**Exercise:**
Scan the listing for "arrow" and copy out each line that has it.

▼

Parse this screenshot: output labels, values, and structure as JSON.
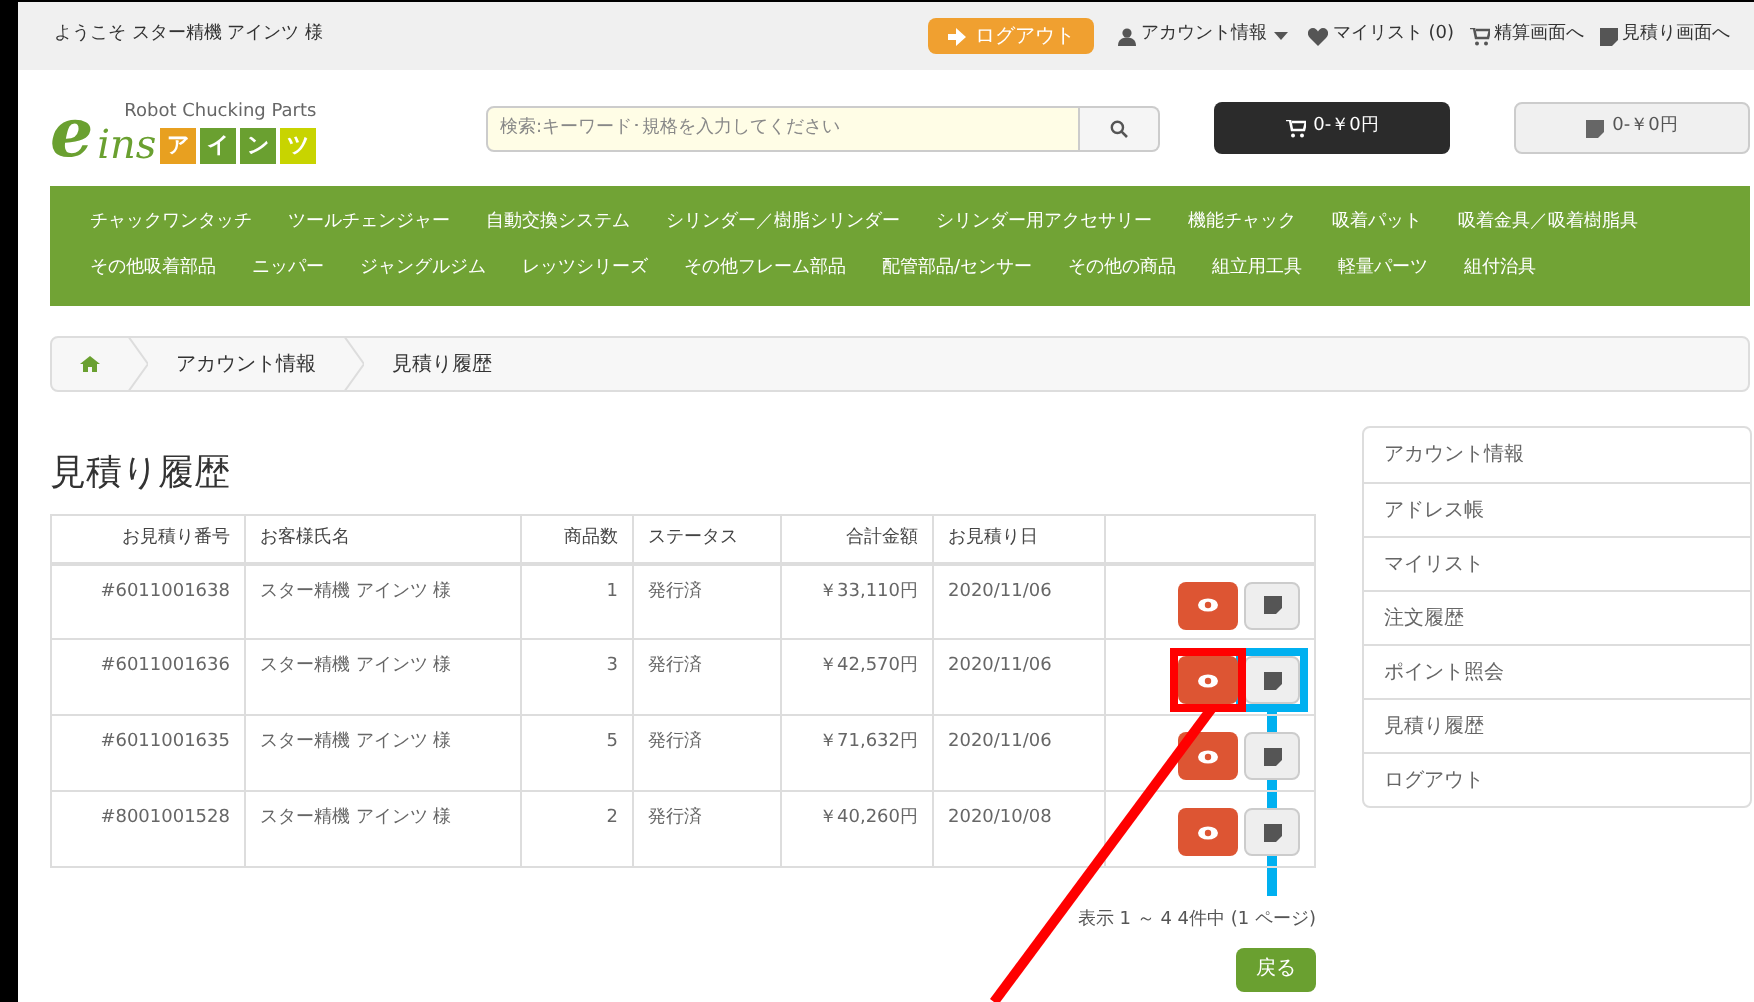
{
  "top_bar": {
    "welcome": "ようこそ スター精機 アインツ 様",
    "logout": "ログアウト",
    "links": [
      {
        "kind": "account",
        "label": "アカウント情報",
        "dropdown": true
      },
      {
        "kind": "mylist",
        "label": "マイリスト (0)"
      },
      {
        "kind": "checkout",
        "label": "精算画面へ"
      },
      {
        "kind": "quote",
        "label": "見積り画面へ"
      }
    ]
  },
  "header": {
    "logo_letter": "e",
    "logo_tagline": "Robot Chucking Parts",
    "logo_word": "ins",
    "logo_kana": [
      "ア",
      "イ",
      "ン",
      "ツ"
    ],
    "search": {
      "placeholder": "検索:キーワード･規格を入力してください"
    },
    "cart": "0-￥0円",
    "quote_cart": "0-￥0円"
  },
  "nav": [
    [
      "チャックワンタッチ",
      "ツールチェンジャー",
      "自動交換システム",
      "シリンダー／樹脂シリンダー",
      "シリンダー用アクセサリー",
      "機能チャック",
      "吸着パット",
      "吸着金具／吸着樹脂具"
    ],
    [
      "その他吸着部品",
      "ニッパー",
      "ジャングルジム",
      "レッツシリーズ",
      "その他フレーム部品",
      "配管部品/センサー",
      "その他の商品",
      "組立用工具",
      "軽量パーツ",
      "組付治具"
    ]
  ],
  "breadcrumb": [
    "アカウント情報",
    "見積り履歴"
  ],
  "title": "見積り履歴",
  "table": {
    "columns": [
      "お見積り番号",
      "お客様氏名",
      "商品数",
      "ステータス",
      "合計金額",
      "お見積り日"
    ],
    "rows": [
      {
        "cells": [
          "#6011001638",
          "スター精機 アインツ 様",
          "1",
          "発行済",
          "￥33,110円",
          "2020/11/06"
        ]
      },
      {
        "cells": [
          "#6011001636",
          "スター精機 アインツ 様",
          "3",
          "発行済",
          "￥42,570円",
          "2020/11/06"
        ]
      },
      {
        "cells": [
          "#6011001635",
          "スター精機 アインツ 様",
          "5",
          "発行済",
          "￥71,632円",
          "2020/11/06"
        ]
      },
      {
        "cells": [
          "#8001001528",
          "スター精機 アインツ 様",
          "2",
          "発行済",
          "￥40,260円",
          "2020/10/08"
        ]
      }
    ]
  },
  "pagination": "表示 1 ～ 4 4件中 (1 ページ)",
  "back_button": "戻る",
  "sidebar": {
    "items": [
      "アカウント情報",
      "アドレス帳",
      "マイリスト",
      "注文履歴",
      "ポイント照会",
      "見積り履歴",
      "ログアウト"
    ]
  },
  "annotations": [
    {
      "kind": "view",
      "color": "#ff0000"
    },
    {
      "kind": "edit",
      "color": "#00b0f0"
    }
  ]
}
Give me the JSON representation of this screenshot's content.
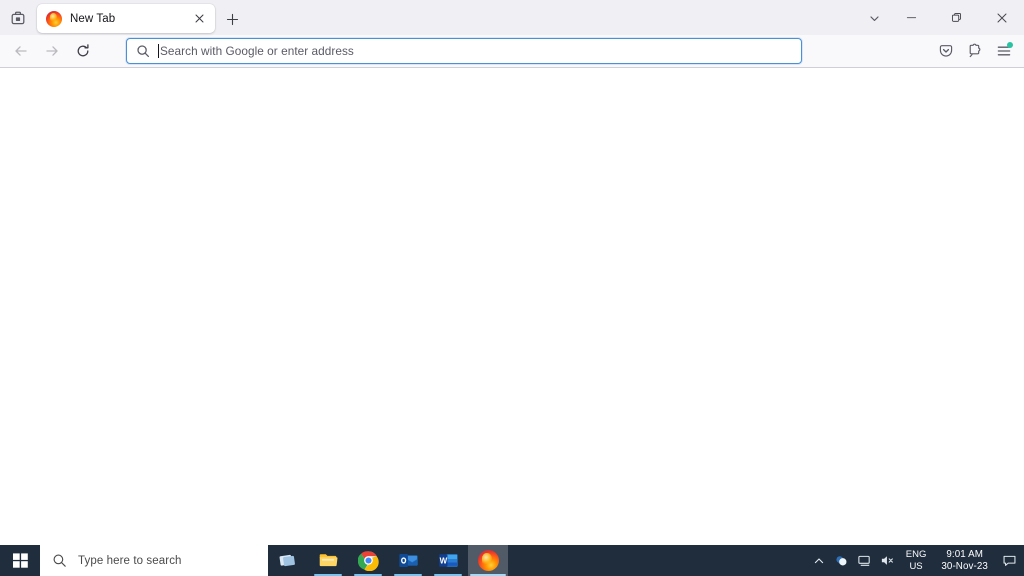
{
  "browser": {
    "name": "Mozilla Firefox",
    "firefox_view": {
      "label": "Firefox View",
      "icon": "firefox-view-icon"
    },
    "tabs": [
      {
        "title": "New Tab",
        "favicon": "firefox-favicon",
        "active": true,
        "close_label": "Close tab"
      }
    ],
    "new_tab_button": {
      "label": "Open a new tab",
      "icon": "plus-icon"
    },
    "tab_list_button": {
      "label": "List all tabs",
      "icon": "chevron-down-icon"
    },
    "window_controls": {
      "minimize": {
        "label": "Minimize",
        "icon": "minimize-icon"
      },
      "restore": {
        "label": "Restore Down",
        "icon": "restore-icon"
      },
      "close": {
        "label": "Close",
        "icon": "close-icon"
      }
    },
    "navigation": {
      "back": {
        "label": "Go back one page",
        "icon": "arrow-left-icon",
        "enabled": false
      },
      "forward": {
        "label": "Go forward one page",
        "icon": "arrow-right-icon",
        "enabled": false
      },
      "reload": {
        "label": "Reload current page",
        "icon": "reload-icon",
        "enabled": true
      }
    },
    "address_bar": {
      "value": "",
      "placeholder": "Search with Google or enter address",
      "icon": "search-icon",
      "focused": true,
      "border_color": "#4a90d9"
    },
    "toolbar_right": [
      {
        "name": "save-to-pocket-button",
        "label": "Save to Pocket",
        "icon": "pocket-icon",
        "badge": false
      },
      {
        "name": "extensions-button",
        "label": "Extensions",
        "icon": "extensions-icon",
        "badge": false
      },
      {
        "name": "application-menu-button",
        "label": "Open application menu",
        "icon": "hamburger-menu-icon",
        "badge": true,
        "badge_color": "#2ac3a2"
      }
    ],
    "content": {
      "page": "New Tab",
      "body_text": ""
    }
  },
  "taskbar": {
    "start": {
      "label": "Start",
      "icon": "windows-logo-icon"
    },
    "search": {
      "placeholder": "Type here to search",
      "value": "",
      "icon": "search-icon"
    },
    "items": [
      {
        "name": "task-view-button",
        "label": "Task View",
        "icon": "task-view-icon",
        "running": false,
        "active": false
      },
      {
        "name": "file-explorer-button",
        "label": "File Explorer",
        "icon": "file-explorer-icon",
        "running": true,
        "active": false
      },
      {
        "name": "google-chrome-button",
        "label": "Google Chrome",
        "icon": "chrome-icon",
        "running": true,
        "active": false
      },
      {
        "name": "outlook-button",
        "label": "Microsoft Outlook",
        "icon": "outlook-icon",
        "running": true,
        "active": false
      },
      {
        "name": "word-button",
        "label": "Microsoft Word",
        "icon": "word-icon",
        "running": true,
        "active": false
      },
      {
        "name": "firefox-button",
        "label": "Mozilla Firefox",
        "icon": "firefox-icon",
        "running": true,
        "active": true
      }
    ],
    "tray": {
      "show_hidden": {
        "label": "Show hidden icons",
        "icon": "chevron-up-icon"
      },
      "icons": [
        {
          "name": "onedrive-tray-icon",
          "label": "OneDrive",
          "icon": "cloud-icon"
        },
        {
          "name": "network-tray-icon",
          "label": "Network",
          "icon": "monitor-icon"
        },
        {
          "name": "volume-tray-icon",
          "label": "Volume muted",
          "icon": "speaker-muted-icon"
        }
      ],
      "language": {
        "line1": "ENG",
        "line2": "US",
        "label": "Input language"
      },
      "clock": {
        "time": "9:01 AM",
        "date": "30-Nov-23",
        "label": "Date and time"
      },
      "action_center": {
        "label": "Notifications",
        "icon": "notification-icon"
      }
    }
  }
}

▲

**Your solution:**
        "icon": "arrow-left-icon",
        "icon": "arrow-right-icon",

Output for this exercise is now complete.